• Cattle nutrition and grazing behavior during short-duration-grazing periods on crested wheatgrass range

      Olson, K. C.; Rouse, G. B.; Malechek, J. C. (Society for Range Management, 1989-03-01)

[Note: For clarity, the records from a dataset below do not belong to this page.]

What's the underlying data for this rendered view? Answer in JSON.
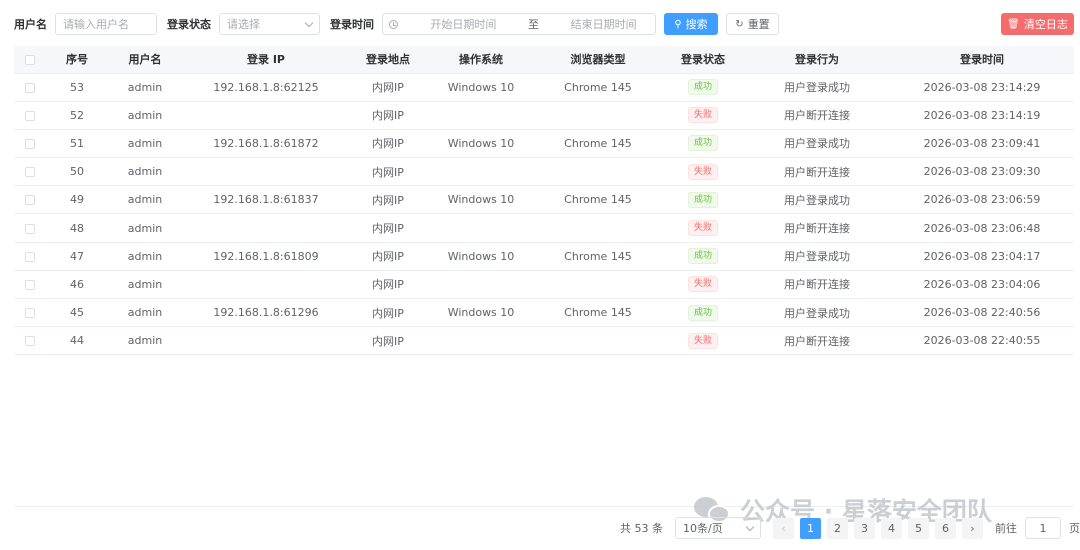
{
  "filters": {
    "username_label": "用户名",
    "username_placeholder": "请输入用户名",
    "status_label": "登录状态",
    "status_placeholder": "请选择",
    "time_label": "登录时间",
    "date_start_placeholder": "开始日期时间",
    "date_separator": "至",
    "date_end_placeholder": "结束日期时间",
    "search_label": "搜索",
    "reset_label": "重置",
    "clear_label": "清空日志"
  },
  "table": {
    "headers": [
      "序号",
      "用户名",
      "登录 IP",
      "登录地点",
      "操作系统",
      "浏览器类型",
      "登录状态",
      "登录行为",
      "登录时间"
    ],
    "rows": [
      {
        "id": "53",
        "user": "admin",
        "ip": "192.168.1.8:62125",
        "location": "内网IP",
        "os": "Windows 10",
        "browser": "Chrome 145",
        "status": "成功",
        "status_type": "success",
        "action": "用户登录成功",
        "time": "2026-03-08 23:14:29"
      },
      {
        "id": "52",
        "user": "admin",
        "ip": "",
        "location": "内网IP",
        "os": "",
        "browser": "",
        "status": "失败",
        "status_type": "fail",
        "action": "用户断开连接",
        "time": "2026-03-08 23:14:19"
      },
      {
        "id": "51",
        "user": "admin",
        "ip": "192.168.1.8:61872",
        "location": "内网IP",
        "os": "Windows 10",
        "browser": "Chrome 145",
        "status": "成功",
        "status_type": "success",
        "action": "用户登录成功",
        "time": "2026-03-08 23:09:41"
      },
      {
        "id": "50",
        "user": "admin",
        "ip": "",
        "location": "内网IP",
        "os": "",
        "browser": "",
        "status": "失败",
        "status_type": "fail",
        "action": "用户断开连接",
        "time": "2026-03-08 23:09:30"
      },
      {
        "id": "49",
        "user": "admin",
        "ip": "192.168.1.8:61837",
        "location": "内网IP",
        "os": "Windows 10",
        "browser": "Chrome 145",
        "status": "成功",
        "status_type": "success",
        "action": "用户登录成功",
        "time": "2026-03-08 23:06:59"
      },
      {
        "id": "48",
        "user": "admin",
        "ip": "",
        "location": "内网IP",
        "os": "",
        "browser": "",
        "status": "失败",
        "status_type": "fail",
        "action": "用户断开连接",
        "time": "2026-03-08 23:06:48"
      },
      {
        "id": "47",
        "user": "admin",
        "ip": "192.168.1.8:61809",
        "location": "内网IP",
        "os": "Windows 10",
        "browser": "Chrome 145",
        "status": "成功",
        "status_type": "success",
        "action": "用户登录成功",
        "time": "2026-03-08 23:04:17"
      },
      {
        "id": "46",
        "user": "admin",
        "ip": "",
        "location": "内网IP",
        "os": "",
        "browser": "",
        "status": "失败",
        "status_type": "fail",
        "action": "用户断开连接",
        "time": "2026-03-08 23:04:06"
      },
      {
        "id": "45",
        "user": "admin",
        "ip": "192.168.1.8:61296",
        "location": "内网IP",
        "os": "Windows 10",
        "browser": "Chrome 145",
        "status": "成功",
        "status_type": "success",
        "action": "用户登录成功",
        "time": "2026-03-08 22:40:56"
      },
      {
        "id": "44",
        "user": "admin",
        "ip": "",
        "location": "内网IP",
        "os": "",
        "browser": "",
        "status": "失败",
        "status_type": "fail",
        "action": "用户断开连接",
        "time": "2026-03-08 22:40:55"
      }
    ]
  },
  "pagination": {
    "total_text": "共 53 条",
    "page_size": "10条/页",
    "pages": [
      "1",
      "2",
      "3",
      "4",
      "5",
      "6"
    ],
    "current_page": "1",
    "goto_prefix": "前往",
    "goto_value": "1",
    "goto_suffix": "页"
  },
  "watermark": {
    "text": "公众号 · 星落安全团队"
  },
  "colors": {
    "primary": "#409eff",
    "danger": "#f56c6c",
    "success": "#67c23a"
  }
}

      Daily changes in diet quality, ingestive behavior, and daily forage intake were investigated using crested wheatgrass [Agropyron desertorum (Fisch.) Schult. and A. cristatum (L.) Gaertn.] range in a 3-year study to provide an understanding of how the rapid defoliation that occurs under the high stocking density of short duration grazing (SDG) affects livestock nutrition. A 10-paddock short duration grazing cell was stocked with yearling Angus heifers. Grazing periods in paddocks varied from 1 to 4 days. Dietary quality was assessed daily within pre-selected paddocks by determining crude protein content and in vitro organic matter digestibility of extrusa samples collected from esophageally fistulated animals. Three variables of ingestive behavior were measured concurrently, including ingestion rate, biting rate, and grazing time. Daily forage intake was estimated by multiplying ingestion rate and grazing time. There were large daily changes in diet quality, ingestive behavior, and forage intake during the grazing period within particular SDG paddocks. Diet quality declined significantly during the 2 or 3 day grazing period in all 3 years. Although not as consistent throughout the study, ingestive behavioral responses changed significantly, indicating declines in forage intake during the grazing period on a particular paddock. Ingestive behavior was correlated with several characteristics of the sward that changed as it was defoliated. Ingestion rate decreased with herbage availability, apparently causing the animals to compensate by increasing biting rate or grazing time. Ingestion rate and biting rate decreased as nutritional quality of the sward declined, as indicated by decreased crude protein content and digestibility, and increased fiber content. Based on the system studied, grazing periods in SDG paddocks should be no more than 2 days to maintain high levels of livestock performance on crested wheatgrass range.